And in Washington, D.C., scores of activists occupied the Venezuelan embassy after Trump ordered its regular government staff to get out. Their goal is to protect the embassy from invasion by anti-Maduro reactionary thugs. As of this writing, occupiers remain, even as Secret Service officers cut off the building’s electricity and water.
Almost daily, meetings and rallies are taking place to discuss, organize, and protest. Hopefully, these can become steps toward building the radical, diverse, and democratic movement that’s needed to defeat the warmongers.
Mexican maquila strikers spread demands for union democracy
In January and February strikers in 70 factories along the border won wage increases and bonuses. Some of these actions were illegal “wildcat” strikes.
This militancy sparked labor unrest across Mexico. Several hundred leaders were fired or arrested because these walkouts threatened lucrative contracts with U.S. automakers and other corporations. But this has not deterred the workers.
Currently, a growing movement by rank-and-file members is demanding better working conditions and more control of their unions.

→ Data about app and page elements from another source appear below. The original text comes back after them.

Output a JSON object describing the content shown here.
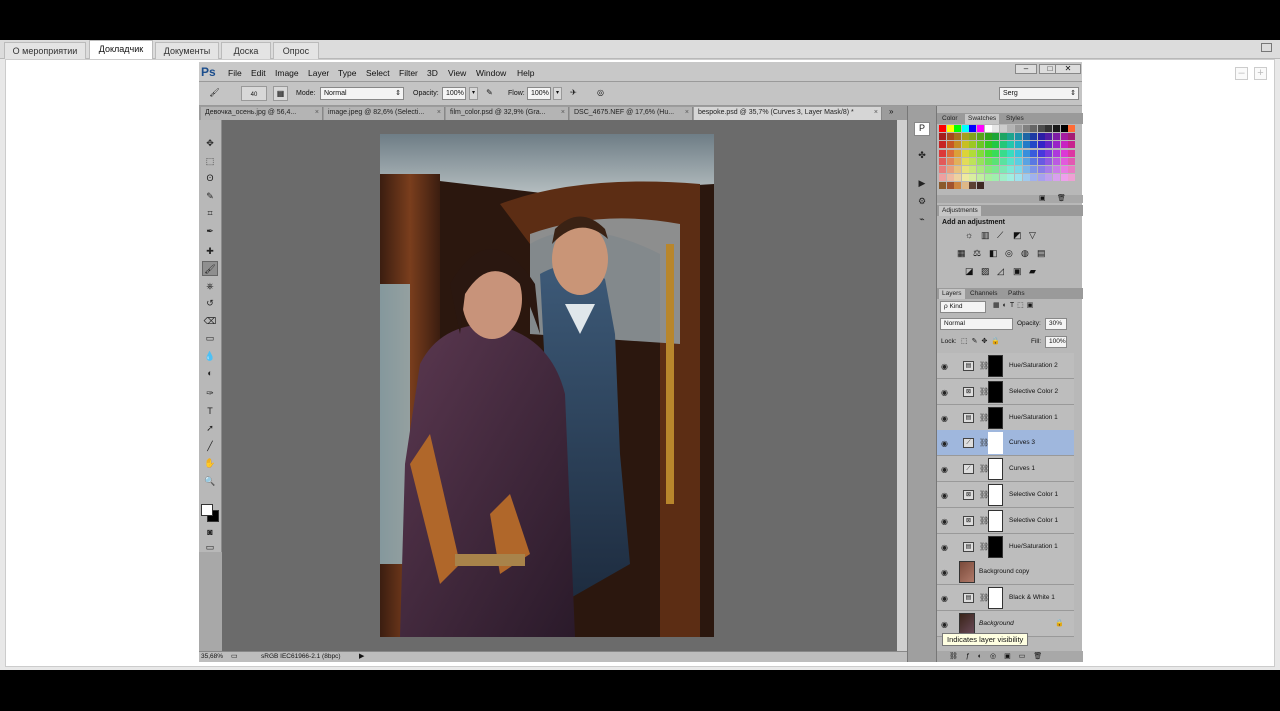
{
  "browser": {
    "tabs": [
      "О мероприятии",
      "Докладчик",
      "Документы",
      "Доска",
      "Опрос"
    ],
    "active_tab": 1
  },
  "photoshop": {
    "logo": "Ps",
    "menu": [
      "File",
      "Edit",
      "Image",
      "Layer",
      "Type",
      "Select",
      "Filter",
      "3D",
      "View",
      "Window",
      "Help"
    ],
    "window_controls": [
      "–",
      "□",
      "✕"
    ],
    "options": {
      "brush_size": "40",
      "mode_label": "Mode:",
      "mode_value": "Normal",
      "opacity_label": "Opacity:",
      "opacity_value": "100%",
      "flow_label": "Flow:",
      "flow_value": "100%",
      "workspace": "Serg"
    },
    "doc_tabs": [
      "Девочка_осень.jpg @ 56,4...",
      "image.jpeg @ 82,6% (Selecti...",
      "film_color.psd @ 32,9% (Gra...",
      "DSC_4675.NEF @ 17,6% (Hu...",
      "bespoke.psd @ 35,7% (Curves 3, Layer Mask/8) *"
    ],
    "tools": [
      "move-tool",
      "marquee-tool",
      "lasso-tool",
      "quick-select-tool",
      "crop-tool",
      "eyedropper-tool",
      "healing-tool",
      "brush-tool",
      "stamp-tool",
      "history-brush-tool",
      "eraser-tool",
      "gradient-tool",
      "blur-tool",
      "dodge-tool",
      "pen-tool",
      "type-tool",
      "path-select-tool",
      "line-tool",
      "hand-tool",
      "zoom-tool"
    ],
    "tool_glyphs": [
      "✥",
      "⬚",
      "ʘ",
      "✎",
      "⌗",
      "✒",
      "✚",
      "🖌",
      "⎈",
      "↺",
      "⌫",
      "▭",
      "💧",
      "◐",
      "✑",
      "T",
      "➚",
      "╱",
      "✋",
      "🔍"
    ],
    "status": {
      "zoom": "35,68%",
      "profile": "sRGB IEC61966-2.1 (8bpc)"
    },
    "panels": {
      "color_tabs": [
        "Color",
        "Swatches",
        "Styles"
      ],
      "adjustments_title": "Adjustments",
      "adjustments_subtitle": "Add an adjustment",
      "layers_tabs": [
        "Layers",
        "Channels",
        "Paths"
      ],
      "kind_label": "ρ Kind",
      "blend_mode": "Normal",
      "opacity_label": "Opacity:",
      "opacity_value": "30%",
      "lock_label": "Lock:",
      "fill_label": "Fill:",
      "fill_value": "100%",
      "layers": [
        {
          "name": "Hue/Saturation 2",
          "mask": "black",
          "selected": false
        },
        {
          "name": "Selective Color 2",
          "mask": "black",
          "selected": false
        },
        {
          "name": "Hue/Saturation 1",
          "mask": "black",
          "selected": false
        },
        {
          "name": "Curves 3",
          "mask": "white",
          "selected": true
        },
        {
          "name": "Curves 1",
          "mask": "white",
          "selected": false
        },
        {
          "name": "Selective Color 1",
          "mask": "white",
          "selected": false
        },
        {
          "name": "Selective Color 1",
          "mask": "white",
          "selected": false
        },
        {
          "name": "Hue/Saturation 1",
          "mask": "black",
          "selected": false
        },
        {
          "name": "Background copy",
          "mask": "photo",
          "selected": false
        },
        {
          "name": "Black & White 1",
          "mask": "white",
          "selected": false
        },
        {
          "name": "Background",
          "mask": "photo",
          "selected": false
        }
      ]
    },
    "tooltip": "Indicates layer visibility"
  }
}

Labor actions abound. Encampments of factory employees blocked the gates of Coca Cola plants and shut down their operations. Milk and water bottlers demanded safer worksites and department store clerks set up picket lines. They hit the bricks for better health care and a stop to forced overtime as well as higher wages.
Just the threat of a strike caused Walmart to quickly settle with their 8,500 staff. They won a five-and-a-half percent salary increase at 132 stores located in 10 Mexican states. Workers are getting a taste of their power.
Another walkout action, which began on Feb. 1, at the Metropolitan Autonomous University was the longest strike in the college’s history. Sindatico Independiente de Trabajadores (SITUAM), which represents 6,000 teachers, office staff and blue-collar workers, hit the streets for a 20 percent raise and job security. The action ended in May. Workers settled for full pay for the days they walked the line, and a small raise.
The university tried to break the union by hiring most new employees as empleados de confianza, outside the labor contract. This public sector walkout joined other teacher actions calling for an end to privatizing education, unfair evaluations and dismissals of teachers, along with bread-and-butter issues.
A glimmer of hope. This current wave of workers’ activism is different. People are not just fighting for higher wages but are demanding removal of their sell-out charro leaders who are not democratically elected and an end to illegitimate or “protection” contracts. Most labor associations are government-controlled “company unions” and members toil under contracts negotiated in secret. Many have never seen their contracts.
Ignoring declarations that their work stoppages are illegal and fed up with sellout leaders, some activists are forming independent unions. They vow to continue fighting despite administration calls for “labor peace” to save the maquiladora economy from losing factories to other lower-wage nations.
New labor laws enacted on April 29 by the Mexican Senate grant the right to secret ballots for electing officers and voting on contracts. This is a baby step and no doubt it will be an ongoing battle to enforce it.
In spite of President López Obrador’s campaign pledge to improve working conditions and support independent unions, his administration has done very little. He has not even authorized these strikes as legal, which is required under Mexican law. The silence from his administration is deafening.
Mexican activists have a tough fight ahead for control of their unions. Important strides are being made toward democracy as workers flex their collective power. They are just plain fed up and not going to take it anymore!